[Opening RECORDS FOR THE EXERCISE section]

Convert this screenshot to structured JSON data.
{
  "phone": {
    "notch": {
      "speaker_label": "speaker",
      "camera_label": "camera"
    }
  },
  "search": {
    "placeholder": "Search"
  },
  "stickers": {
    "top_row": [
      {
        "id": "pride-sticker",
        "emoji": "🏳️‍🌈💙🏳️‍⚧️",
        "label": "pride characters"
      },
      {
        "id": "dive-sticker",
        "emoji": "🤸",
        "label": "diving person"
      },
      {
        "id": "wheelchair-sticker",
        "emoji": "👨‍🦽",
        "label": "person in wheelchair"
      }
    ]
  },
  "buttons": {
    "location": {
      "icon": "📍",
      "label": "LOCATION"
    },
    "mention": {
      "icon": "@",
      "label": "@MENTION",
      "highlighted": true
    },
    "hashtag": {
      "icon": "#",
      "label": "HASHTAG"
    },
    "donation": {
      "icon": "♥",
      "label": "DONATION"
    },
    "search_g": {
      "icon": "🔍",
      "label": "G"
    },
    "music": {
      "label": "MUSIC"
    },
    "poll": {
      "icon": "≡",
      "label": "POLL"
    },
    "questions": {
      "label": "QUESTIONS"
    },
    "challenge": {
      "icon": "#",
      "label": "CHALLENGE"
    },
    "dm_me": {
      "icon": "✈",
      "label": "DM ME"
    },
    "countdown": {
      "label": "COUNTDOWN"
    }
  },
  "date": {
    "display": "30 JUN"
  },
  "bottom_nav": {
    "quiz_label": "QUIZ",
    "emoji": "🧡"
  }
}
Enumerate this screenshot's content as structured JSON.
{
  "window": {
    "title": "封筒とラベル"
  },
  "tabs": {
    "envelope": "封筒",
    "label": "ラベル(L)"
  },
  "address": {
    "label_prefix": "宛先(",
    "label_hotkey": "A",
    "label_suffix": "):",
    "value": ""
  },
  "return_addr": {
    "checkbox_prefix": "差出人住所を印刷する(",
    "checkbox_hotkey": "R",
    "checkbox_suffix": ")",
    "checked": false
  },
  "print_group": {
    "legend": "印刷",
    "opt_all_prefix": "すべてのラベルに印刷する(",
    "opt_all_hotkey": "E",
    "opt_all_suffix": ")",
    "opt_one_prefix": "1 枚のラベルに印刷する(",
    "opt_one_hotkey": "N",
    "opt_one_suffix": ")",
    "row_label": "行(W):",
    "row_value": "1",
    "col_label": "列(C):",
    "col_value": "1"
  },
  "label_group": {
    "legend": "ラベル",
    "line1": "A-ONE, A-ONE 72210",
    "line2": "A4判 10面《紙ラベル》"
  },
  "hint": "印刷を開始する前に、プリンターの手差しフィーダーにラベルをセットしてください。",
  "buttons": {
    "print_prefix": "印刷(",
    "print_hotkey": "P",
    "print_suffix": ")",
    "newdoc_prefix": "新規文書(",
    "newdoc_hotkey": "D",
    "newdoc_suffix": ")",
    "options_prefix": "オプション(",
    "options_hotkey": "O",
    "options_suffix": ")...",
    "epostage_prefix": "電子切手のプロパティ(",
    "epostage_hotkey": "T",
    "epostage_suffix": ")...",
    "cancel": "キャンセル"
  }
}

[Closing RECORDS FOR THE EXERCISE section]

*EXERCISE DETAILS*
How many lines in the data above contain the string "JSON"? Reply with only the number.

*ANSWER FOR THIS EXERCISE*
2